On July 31, President Obama issued Executive Order (EO) Number 13673, establishing a series of reporting and procedural requirements for federal contractors, inducing them to provide “Fair Pay and Safe Workplaces” to their employees. Beginning in 2016, these new requirements will apply to contracts and subcontracts to provide more than $500,000 in services and/or non-standard goods to federal agencies. Some requirements are specific in the EO, while others will become clearer after revisions to the contracting standards codified as the Federal Acquisition Regulation (FAR).
Audit, Compliance and Risk Blog
One of the many national anti-discrimination laws administered by the US Equal Employment Opportunity Commission (EEOC) is the Pregnancy Discrimination Act of 1978 (PDA). PDA prohibits discrimination against women on the basis of “pregnancy, childbirth or related medical conditions.” EEOC receives about 6,000 complaints alleging this form of sex discrimination each year, which amounts to 6-7% of all complaints it receives. Last month EEOC issued its first stand-alone Enforcement Guidance for its staff to address PDA and related issues under the Americans with Disabilities Act (ADA), superseding discussions in the agency’s general Compliance Manual.
Title VII of the Civil Rights Act of 1964 provides a wide range of anti-discrimination measures, including prohibitions against employment discrimination based on race, color, religion, sex (or “gender”), and national origin. Title VII is administered by the Equal Employment Opportunity Commission (EEOC), and enforced when EEOC or aggrieved employees file lawsuits in federal court.
Persons over 40 years old form a protected class under the Age Discrimination in Employment Act (ADEA) of 1967. Although separate from Title VII of the Civil Rights Act of 1964, ADEA provides protections similar to those preventing discrimination based on sex, race and religion. It applies to each employer “engaged in commerce who has twenty or more employees for each working day in each of twenty or more calendar weeks in the current or preceding calendar year.” It is administered by the Equal Employment Opportunity Commission (EEOC), which promulgates regulations and guidelines similar to those for Title VII and the Americans with Disabilities Act.
In 1990, the Americans with Disabilities Act (ADA) was enacted to protect the employment rights and opportunities of people with disabilities, and ensure their access to public services and accommodation. In September 2008, the ADA Amendments Act of 2008 repudiated several U.S. Supreme Court decisions interpreting ADA narrowly, and provided additional clarifications intended to ensure the broad availability of ADA’s protections. The U.S. Equal Employment Opportunities Commission (EEOC) develops and applies employer standards, facilitates lawsuits by aggrieved employees, and can enforce ADA directly by filing its own lawsuits.

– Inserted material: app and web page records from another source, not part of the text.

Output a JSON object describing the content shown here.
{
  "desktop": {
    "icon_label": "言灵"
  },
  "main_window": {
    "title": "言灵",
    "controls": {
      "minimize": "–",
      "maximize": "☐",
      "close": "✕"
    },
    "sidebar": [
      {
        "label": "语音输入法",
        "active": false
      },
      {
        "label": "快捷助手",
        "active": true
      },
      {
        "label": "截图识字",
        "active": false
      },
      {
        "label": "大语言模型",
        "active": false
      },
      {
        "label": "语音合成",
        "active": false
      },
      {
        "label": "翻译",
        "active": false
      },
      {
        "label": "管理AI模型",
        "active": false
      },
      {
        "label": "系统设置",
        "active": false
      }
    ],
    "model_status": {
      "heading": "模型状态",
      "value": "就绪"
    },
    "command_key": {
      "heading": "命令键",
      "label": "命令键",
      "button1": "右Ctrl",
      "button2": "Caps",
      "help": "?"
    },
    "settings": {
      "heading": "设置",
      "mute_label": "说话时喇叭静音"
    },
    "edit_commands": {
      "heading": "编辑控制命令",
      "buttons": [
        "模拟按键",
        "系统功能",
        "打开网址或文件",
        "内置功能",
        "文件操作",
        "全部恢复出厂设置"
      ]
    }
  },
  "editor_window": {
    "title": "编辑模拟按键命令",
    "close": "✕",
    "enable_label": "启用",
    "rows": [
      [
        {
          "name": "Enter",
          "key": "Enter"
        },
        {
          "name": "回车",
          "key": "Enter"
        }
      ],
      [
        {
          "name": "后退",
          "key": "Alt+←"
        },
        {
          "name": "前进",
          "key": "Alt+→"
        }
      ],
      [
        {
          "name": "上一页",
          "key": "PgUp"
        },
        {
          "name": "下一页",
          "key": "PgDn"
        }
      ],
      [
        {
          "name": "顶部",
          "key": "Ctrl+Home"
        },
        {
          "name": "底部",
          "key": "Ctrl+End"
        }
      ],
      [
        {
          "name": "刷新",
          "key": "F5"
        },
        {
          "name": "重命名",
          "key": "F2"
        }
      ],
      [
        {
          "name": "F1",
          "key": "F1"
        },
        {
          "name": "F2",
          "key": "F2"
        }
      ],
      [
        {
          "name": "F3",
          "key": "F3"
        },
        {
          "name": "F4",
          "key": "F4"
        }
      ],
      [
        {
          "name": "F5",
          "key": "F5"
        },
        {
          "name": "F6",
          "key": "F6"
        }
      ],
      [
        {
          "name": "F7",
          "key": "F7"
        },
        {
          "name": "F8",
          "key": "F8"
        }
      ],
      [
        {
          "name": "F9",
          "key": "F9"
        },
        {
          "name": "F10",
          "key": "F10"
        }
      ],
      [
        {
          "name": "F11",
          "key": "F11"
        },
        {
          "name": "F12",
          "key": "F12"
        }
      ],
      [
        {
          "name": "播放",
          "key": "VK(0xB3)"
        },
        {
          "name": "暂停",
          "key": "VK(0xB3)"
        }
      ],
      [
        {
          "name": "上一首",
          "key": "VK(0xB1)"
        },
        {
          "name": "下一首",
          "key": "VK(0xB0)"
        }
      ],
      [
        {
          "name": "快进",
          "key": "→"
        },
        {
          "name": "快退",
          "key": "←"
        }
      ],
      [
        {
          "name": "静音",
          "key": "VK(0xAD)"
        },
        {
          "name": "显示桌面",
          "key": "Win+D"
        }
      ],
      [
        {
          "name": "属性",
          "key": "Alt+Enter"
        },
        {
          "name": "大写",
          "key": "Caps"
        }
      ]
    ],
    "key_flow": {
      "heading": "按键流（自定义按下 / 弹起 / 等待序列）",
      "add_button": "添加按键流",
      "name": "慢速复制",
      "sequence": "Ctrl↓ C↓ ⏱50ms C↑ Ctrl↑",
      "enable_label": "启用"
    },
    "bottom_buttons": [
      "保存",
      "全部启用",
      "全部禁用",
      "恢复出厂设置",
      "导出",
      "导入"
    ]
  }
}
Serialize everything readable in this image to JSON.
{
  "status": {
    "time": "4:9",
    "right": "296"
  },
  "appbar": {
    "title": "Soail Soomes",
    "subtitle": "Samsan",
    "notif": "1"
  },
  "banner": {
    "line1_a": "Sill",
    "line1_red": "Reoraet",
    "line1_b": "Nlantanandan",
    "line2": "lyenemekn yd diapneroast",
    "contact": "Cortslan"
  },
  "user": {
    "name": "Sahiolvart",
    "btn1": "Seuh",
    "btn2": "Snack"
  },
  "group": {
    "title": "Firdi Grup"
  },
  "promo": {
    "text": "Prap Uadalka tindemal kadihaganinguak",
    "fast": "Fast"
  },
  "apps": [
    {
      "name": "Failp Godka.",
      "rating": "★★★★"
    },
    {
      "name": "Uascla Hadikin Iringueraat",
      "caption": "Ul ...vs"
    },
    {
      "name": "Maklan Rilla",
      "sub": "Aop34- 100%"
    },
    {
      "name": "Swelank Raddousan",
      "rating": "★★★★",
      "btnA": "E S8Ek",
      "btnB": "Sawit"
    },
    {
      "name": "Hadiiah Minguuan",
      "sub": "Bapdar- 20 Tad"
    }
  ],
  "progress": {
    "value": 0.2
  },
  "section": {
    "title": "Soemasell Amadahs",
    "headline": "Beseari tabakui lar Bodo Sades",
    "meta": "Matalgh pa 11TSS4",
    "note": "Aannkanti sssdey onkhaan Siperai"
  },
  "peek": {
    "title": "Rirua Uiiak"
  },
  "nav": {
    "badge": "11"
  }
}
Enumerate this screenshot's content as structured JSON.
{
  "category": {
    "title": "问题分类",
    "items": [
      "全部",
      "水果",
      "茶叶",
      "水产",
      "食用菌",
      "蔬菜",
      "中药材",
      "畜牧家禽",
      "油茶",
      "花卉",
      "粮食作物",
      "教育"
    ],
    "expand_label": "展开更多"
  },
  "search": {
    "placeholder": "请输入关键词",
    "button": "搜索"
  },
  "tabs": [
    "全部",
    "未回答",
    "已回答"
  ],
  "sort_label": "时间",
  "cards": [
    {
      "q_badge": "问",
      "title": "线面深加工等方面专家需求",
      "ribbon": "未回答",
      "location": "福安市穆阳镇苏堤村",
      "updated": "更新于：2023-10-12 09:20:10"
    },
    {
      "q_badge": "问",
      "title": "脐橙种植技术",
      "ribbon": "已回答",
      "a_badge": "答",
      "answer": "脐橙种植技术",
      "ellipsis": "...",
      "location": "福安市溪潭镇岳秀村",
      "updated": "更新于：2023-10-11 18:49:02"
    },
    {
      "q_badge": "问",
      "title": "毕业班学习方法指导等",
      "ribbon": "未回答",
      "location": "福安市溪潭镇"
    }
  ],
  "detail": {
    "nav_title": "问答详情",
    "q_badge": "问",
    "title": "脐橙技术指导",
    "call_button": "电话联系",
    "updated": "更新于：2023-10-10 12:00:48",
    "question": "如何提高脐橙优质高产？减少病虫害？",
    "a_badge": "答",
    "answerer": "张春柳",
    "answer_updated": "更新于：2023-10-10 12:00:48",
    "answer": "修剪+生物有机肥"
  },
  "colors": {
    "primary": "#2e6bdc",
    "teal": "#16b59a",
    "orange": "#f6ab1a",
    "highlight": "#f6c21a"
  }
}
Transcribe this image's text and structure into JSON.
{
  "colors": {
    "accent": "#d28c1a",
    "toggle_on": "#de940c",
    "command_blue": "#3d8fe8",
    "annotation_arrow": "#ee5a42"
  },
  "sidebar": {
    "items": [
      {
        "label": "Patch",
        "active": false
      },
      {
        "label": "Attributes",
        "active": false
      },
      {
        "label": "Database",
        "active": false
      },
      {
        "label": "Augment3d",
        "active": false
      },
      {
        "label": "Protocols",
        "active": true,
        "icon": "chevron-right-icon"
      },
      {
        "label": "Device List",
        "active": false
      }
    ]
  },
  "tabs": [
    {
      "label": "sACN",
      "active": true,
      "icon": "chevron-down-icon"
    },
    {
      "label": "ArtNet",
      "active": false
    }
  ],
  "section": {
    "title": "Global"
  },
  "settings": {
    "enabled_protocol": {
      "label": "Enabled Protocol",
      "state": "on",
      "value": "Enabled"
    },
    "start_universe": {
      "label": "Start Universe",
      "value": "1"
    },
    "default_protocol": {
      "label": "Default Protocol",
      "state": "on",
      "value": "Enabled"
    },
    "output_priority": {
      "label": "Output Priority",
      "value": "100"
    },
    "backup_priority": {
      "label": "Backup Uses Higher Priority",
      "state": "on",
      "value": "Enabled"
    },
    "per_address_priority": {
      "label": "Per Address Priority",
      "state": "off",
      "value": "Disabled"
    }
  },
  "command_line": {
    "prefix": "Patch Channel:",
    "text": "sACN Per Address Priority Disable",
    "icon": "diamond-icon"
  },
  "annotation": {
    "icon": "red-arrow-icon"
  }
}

By now, every reader should know that employers in the United States must verify would-be employees’ eligibility to work in the U.S. The critical form for doing so is Form I-9 (Employment Eligibility Verification), issued and administered by the U.S. Citizenship and Immigration Services (USCIS) unit of the federal Department of Homeland Security.
The Civil Rights movement of the 1960s extended beyond the ballot box to enter most U.S. workplaces. Beginning with Title VII of the Civil Rights Act of 1964, federal (and follow-on states’) laws seek to ensure employees' rights to equal treatment, by prohibiting employer discrimination against employees because of any characteristics that historically have been the basis for discrimination (dubbed “protected classes”). Federally protected classes presently include the following:
This month marks the twentieth anniversary of the passage of the federal Family and Medical Leave Act (FMLA) of 1993. FMLA requires large employers to grant eligible employees time off to respond to a broad range of medical conditions that they or their immediate family members may suffer. Since 1993, the law has been amended and expanded a number of times, with the Department of Labor’s Wage and Hour Division (WHD) revising its regulations to incorporate and apply these changing requirements. For example, effective March 8, WHD has revised rules providing protections for National Guard and Reserve troops subject to deployments, and for airline flight crews.
Everyone has relationships in the workplace. Many relationships are purely professional, while some add personal elements, and one or more may even be very personal. Anti-discrimination laws may impose scrutiny on any relationship where at least one person is a manager or supervisor, or the owner of a small enterprise. In the U.S. these include laws (including Title VII of the federal Civil Rights Act of 1964, and comparable state laws), regulations and enforcement guidelines (from by the Equal Employment Opportunity Commission (EEOC) and state equivalents), and court cases applying these standards. In Canada these include comparable human rights and occupational health and safety regimes.
On July 6, 2012, President Obama signed into law the “Moving Ahead for Progress in the 21st Century Act (MAP-21)”.The 584-page legislation revises and adds many sections to the U.S. Code, intending to “create a streamlined, performance-based, and multi-modal program to address the many challenges faced by the US transportation system, including improving safety, maintaining infrastructure condition, reducing traffic congestion, improving efficiency of the system and freight movement, and protecting the environment” (USDOT, Federal Highway Administration).